:: Records for processing ::

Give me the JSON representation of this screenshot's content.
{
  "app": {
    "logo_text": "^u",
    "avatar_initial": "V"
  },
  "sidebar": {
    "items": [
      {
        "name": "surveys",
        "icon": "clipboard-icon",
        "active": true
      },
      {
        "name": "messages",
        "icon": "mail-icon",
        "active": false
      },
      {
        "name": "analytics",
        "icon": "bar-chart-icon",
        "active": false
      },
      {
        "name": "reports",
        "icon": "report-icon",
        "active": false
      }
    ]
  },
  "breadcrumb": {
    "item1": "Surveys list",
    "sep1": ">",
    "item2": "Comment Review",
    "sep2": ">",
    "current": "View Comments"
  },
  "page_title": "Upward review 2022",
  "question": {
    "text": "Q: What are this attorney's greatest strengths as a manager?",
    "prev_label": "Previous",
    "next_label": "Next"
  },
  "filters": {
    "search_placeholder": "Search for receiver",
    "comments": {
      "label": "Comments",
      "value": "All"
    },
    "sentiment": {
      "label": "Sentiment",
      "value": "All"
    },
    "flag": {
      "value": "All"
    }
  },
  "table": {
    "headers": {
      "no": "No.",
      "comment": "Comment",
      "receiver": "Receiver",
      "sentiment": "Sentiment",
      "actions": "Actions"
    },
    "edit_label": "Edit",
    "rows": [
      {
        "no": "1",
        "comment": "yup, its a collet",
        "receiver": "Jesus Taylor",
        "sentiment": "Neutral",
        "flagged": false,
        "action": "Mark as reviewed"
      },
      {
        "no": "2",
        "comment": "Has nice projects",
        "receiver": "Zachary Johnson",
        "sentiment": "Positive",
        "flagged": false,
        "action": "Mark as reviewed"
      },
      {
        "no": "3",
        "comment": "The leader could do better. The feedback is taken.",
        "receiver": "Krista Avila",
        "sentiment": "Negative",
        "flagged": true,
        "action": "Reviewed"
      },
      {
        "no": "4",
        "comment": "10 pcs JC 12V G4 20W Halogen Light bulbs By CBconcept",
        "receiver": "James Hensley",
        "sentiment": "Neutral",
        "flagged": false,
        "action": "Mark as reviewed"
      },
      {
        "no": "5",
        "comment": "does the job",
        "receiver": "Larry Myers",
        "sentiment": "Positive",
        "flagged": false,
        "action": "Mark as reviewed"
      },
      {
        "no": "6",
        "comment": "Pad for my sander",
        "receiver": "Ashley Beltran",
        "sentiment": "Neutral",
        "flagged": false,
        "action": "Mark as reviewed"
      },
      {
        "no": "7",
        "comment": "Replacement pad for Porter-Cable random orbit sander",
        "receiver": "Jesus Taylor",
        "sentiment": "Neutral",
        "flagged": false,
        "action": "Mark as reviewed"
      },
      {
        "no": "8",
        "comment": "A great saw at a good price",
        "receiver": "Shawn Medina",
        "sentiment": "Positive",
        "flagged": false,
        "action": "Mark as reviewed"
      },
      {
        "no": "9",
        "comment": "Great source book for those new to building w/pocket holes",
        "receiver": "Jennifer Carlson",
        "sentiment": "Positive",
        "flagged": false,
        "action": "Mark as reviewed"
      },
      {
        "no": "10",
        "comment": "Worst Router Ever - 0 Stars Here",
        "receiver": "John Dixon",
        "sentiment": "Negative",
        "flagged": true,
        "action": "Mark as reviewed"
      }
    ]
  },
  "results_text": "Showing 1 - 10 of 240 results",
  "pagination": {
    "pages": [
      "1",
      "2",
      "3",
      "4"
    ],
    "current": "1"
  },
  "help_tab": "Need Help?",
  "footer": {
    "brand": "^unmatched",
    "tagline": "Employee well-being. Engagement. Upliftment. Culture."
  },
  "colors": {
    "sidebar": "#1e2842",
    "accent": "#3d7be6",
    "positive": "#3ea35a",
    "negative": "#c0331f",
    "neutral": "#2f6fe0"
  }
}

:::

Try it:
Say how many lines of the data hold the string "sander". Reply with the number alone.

Reply to the task:
2